> [Assignment]
Repeat the listing exactly, line by line.

> [Records provided]
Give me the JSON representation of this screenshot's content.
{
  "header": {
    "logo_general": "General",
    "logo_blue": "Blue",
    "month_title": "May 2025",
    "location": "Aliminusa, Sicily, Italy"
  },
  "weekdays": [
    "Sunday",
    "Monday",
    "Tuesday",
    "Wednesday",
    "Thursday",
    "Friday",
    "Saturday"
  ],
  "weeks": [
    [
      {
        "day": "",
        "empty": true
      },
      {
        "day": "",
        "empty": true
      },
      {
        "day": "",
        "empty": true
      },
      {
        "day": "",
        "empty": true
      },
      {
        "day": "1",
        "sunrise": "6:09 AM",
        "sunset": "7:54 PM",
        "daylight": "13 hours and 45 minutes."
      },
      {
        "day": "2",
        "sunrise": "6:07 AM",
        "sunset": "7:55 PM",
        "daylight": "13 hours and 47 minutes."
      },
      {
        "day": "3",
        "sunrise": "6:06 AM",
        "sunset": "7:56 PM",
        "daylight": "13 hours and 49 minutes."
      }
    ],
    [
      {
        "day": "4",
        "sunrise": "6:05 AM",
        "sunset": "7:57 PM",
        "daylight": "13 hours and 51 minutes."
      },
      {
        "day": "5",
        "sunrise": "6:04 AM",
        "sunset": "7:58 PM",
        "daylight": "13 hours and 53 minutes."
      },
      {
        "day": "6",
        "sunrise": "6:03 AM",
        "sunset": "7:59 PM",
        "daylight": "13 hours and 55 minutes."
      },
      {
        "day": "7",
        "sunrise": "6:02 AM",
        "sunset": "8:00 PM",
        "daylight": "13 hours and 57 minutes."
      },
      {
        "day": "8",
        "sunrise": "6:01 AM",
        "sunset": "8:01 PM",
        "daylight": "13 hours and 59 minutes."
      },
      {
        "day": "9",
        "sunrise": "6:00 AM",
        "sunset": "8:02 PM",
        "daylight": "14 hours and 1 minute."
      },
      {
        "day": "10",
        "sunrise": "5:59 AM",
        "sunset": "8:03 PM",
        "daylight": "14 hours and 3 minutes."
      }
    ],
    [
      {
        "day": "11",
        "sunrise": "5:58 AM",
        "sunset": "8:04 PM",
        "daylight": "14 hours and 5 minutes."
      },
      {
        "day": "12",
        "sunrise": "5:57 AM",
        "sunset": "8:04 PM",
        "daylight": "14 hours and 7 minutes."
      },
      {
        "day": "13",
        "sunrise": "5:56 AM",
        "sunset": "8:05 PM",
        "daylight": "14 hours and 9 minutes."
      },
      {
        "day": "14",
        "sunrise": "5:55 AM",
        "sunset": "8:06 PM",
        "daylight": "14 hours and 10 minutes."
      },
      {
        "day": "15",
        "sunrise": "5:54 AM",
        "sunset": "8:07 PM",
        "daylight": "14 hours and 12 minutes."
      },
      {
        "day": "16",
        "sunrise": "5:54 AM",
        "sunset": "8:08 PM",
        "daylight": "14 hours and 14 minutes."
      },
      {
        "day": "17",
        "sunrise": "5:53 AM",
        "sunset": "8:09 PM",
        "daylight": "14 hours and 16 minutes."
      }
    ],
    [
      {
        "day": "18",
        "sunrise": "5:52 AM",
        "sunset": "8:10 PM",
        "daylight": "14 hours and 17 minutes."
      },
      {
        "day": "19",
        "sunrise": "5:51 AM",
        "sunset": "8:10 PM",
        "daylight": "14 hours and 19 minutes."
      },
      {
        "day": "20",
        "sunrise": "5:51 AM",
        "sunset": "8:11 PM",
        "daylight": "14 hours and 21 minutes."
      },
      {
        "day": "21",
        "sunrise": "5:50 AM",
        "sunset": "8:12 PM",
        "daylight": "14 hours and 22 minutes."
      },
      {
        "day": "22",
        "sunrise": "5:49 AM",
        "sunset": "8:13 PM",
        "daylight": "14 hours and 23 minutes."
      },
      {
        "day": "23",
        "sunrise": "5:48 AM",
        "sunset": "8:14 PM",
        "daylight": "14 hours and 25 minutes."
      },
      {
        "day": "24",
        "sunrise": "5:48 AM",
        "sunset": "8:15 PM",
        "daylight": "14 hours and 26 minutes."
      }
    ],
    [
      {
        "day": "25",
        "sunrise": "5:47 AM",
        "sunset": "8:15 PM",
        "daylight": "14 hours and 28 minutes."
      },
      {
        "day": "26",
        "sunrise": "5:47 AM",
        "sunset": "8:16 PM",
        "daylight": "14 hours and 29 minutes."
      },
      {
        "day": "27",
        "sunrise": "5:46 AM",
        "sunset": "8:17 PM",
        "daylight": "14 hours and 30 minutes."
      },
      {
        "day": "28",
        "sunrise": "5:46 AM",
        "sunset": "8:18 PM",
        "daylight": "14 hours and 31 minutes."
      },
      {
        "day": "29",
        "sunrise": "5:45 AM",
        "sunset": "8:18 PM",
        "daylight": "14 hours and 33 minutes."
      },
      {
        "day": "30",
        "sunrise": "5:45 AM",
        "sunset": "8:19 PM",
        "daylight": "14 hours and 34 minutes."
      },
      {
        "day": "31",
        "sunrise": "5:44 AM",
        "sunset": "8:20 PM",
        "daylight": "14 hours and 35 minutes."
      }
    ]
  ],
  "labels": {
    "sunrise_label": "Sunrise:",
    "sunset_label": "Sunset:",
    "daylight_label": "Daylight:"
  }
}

> [Your response]
Give me the JSON representation of this screenshot's content.
{
  "header": {
    "logo_general": "General",
    "logo_blue": "Blue",
    "month_title": "May 2025",
    "location": "Aliminusa, Sicily, Italy"
  },
  "weekdays": [
    "Sunday",
    "Monday",
    "Tuesday",
    "Wednesday",
    "Thursday",
    "Friday",
    "Saturday"
  ],
  "weeks": [
    [
      {
        "day": "",
        "empty": true
      },
      {
        "day": "",
        "empty": true
      },
      {
        "day": "",
        "empty": true
      },
      {
        "day": "",
        "empty": true
      },
      {
        "day": "1",
        "sunrise": "6:09 AM",
        "sunset": "7:54 PM",
        "daylight": "13 hours and 45 minutes."
      },
      {
        "day": "2",
        "sunrise": "6:07 AM",
        "sunset": "7:55 PM",
        "daylight": "13 hours and 47 minutes."
      },
      {
        "day": "3",
        "sunrise": "6:06 AM",
        "sunset": "7:56 PM",
        "daylight": "13 hours and 49 minutes."
      }
    ],
    [
      {
        "day": "4",
        "sunrise": "6:05 AM",
        "sunset": "7:57 PM",
        "daylight": "13 hours and 51 minutes."
      },
      {
        "day": "5",
        "sunrise": "6:04 AM",
        "sunset": "7:58 PM",
        "daylight": "13 hours and 53 minutes."
      },
      {
        "day": "6",
        "sunrise": "6:03 AM",
        "sunset": "7:59 PM",
        "daylight": "13 hours and 55 minutes."
      },
      {
        "day": "7",
        "sunrise": "6:02 AM",
        "sunset": "8:00 PM",
        "daylight": "13 hours and 57 minutes."
      },
      {
        "day": "8",
        "sunrise": "6:01 AM",
        "sunset": "8:01 PM",
        "daylight": "13 hours and 59 minutes."
      },
      {
        "day": "9",
        "sunrise": "6:00 AM",
        "sunset": "8:02 PM",
        "daylight": "14 hours and 1 minute."
      },
      {
        "day": "10",
        "sunrise": "5:59 AM",
        "sunset": "8:03 PM",
        "daylight": "14 hours and 3 minutes."
      }
    ],
    [
      {
        "day": "11",
        "sunrise": "5:58 AM",
        "sunset": "8:04 PM",
        "daylight": "14 hours and 5 minutes."
      },
      {
        "day": "12",
        "sunrise": "5:57 AM",
        "sunset": "8:04 PM",
        "daylight": "14 hours and 7 minutes."
      },
      {
        "day": "13",
        "sunrise": "5:56 AM",
        "sunset": "8:05 PM",
        "daylight": "14 hours and 9 minutes."
      },
      {
        "day": "14",
        "sunrise": "5:55 AM",
        "sunset": "8:06 PM",
        "daylight": "14 hours and 10 minutes."
      },
      {
        "day": "15",
        "sunrise": "5:54 AM",
        "sunset": "8:07 PM",
        "daylight": "14 hours and 12 minutes."
      },
      {
        "day": "16",
        "sunrise": "5:54 AM",
        "sunset": "8:08 PM",
        "daylight": "14 hours and 14 minutes."
      },
      {
        "day": "17",
        "sunrise": "5:53 AM",
        "sunset": "8:09 PM",
        "daylight": "14 hours and 16 minutes."
      }
    ],
    [
      {
        "day": "18",
        "sunrise": "5:52 AM",
        "sunset": "8:10 PM",
        "daylight": "14 hours and 17 minutes."
      },
      {
        "day": "19",
        "sunrise": "5:51 AM",
        "sunset": "8:10 PM",
        "daylight": "14 hours and 19 minutes."
      },
      {
        "day": "20",
        "sunrise": "5:51 AM",
        "sunset": "8:11 PM",
        "daylight": "14 hours and 21 minutes."
      },
      {
        "day": "21",
        "sunrise": "5:50 AM",
        "sunset": "8:12 PM",
        "daylight": "14 hours and 22 minutes."
      },
      {
        "day": "22",
        "sunrise": "5:49 AM",
        "sunset": "8:13 PM",
        "daylight": "14 hours and 23 minutes."
      },
      {
        "day": "23",
        "sunrise": "5:48 AM",
        "sunset": "8:14 PM",
        "daylight": "14 hours and 25 minutes."
      },
      {
        "day": "24",
        "sunrise": "5:48 AM",
        "sunset": "8:15 PM",
        "daylight": "14 hours and 26 minutes."
      }
    ],
    [
      {
        "day": "25",
        "sunrise": "5:47 AM",
        "sunset": "8:15 PM",
        "daylight": "14 hours and 28 minutes."
      },
      {
        "day": "26",
        "sunrise": "5:47 AM",
        "sunset": "8:16 PM",
        "daylight": "14 hours and 29 minutes."
      },
      {
        "day": "27",
        "sunrise": "5:46 AM",
        "sunset": "8:17 PM",
        "daylight": "14 hours and 30 minutes."
      },
      {
        "day": "28",
        "sunrise": "5:46 AM",
        "sunset": "8:18 PM",
        "daylight": "14 hours and 31 minutes."
      },
      {
        "day": "29",
        "sunrise": "5:45 AM",
        "sunset": "8:18 PM",
        "daylight": "14 hours and 33 minutes."
      },
      {
        "day": "30",
        "sunrise": "5:45 AM",
        "sunset": "8:19 PM",
        "daylight": "14 hours and 34 minutes."
      },
      {
        "day": "31",
        "sunrise": "5:44 AM",
        "sunset": "8:20 PM",
        "daylight": "14 hours and 35 minutes."
      }
    ]
  ],
  "labels": {
    "sunrise_label": "Sunrise:",
    "sunset_label": "Sunset:",
    "daylight_label": "Daylight:"
  }
}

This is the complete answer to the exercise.